═════ Source data
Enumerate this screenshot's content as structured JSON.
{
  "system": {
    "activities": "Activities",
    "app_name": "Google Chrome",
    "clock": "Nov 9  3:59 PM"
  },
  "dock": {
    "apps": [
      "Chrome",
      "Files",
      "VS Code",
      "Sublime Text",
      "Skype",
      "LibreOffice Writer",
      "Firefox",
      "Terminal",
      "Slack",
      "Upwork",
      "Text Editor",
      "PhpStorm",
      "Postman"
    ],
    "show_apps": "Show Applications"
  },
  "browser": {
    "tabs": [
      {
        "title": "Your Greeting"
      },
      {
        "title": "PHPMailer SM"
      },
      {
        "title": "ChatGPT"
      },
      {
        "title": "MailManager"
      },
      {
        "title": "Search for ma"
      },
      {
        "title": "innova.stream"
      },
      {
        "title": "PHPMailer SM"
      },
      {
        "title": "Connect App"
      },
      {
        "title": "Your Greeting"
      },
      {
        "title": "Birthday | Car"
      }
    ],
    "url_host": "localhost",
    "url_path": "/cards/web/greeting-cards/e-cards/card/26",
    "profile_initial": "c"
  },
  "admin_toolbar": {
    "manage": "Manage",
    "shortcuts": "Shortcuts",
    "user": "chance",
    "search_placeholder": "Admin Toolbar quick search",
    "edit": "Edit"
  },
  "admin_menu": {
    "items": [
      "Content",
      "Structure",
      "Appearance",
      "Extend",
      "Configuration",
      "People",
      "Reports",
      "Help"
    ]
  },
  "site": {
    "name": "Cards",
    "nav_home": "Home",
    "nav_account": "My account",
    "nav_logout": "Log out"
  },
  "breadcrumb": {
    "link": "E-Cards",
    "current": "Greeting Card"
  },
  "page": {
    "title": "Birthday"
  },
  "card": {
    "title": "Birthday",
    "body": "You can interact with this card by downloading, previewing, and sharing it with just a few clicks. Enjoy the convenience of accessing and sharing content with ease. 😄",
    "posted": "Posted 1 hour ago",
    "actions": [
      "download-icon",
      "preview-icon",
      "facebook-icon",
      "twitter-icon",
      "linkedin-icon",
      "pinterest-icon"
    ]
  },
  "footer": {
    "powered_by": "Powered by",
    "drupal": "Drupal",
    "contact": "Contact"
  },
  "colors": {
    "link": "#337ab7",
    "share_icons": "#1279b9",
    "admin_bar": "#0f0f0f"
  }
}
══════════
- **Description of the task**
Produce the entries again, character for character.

- **Result below**
Enumerate this screenshot's content as structured JSON.
{
  "system": {
    "activities": "Activities",
    "app_name": "Google Chrome",
    "clock": "Nov 9  3:59 PM"
  },
  "dock": {
    "apps": [
      "Chrome",
      "Files",
      "VS Code",
      "Sublime Text",
      "Skype",
      "LibreOffice Writer",
      "Firefox",
      "Terminal",
      "Slack",
      "Upwork",
      "Text Editor",
      "PhpStorm",
      "Postman"
    ],
    "show_apps": "Show Applications"
  },
  "browser": {
    "tabs": [
      {
        "title": "Your Greeting"
      },
      {
        "title": "PHPMailer SM"
      },
      {
        "title": "ChatGPT"
      },
      {
        "title": "MailManager"
      },
      {
        "title": "Search for ma"
      },
      {
        "title": "innova.stream"
      },
      {
        "title": "PHPMailer SM"
      },
      {
        "title": "Connect App"
      },
      {
        "title": "Your Greeting"
      },
      {
        "title": "Birthday | Car"
      }
    ],
    "url_host": "localhost",
    "url_path": "/cards/web/greeting-cards/e-cards/card/26",
    "profile_initial": "c"
  },
  "admin_toolbar": {
    "manage": "Manage",
    "shortcuts": "Shortcuts",
    "user": "chance",
    "search_placeholder": "Admin Toolbar quick search",
    "edit": "Edit"
  },
  "admin_menu": {
    "items": [
      "Content",
      "Structure",
      "Appearance",
      "Extend",
      "Configuration",
      "People",
      "Reports",
      "Help"
    ]
  },
  "site": {
    "name": "Cards",
    "nav_home": "Home",
    "nav_account": "My account",
    "nav_logout": "Log out"
  },
  "breadcrumb": {
    "link": "E-Cards",
    "current": "Greeting Card"
  },
  "page": {
    "title": "Birthday"
  },
  "card": {
    "title": "Birthday",
    "body": "You can interact with this card by downloading, previewing, and sharing it with just a few clicks. Enjoy the convenience of accessing and sharing content with ease. 😄",
    "posted": "Posted 1 hour ago",
    "actions": [
      "download-icon",
      "preview-icon",
      "facebook-icon",
      "twitter-icon",
      "linkedin-icon",
      "pinterest-icon"
    ]
  },
  "footer": {
    "powered_by": "Powered by",
    "drupal": "Drupal",
    "contact": "Contact"
  },
  "colors": {
    "link": "#337ab7",
    "share_icons": "#1279b9",
    "admin_bar": "#0f0f0f"
  }
}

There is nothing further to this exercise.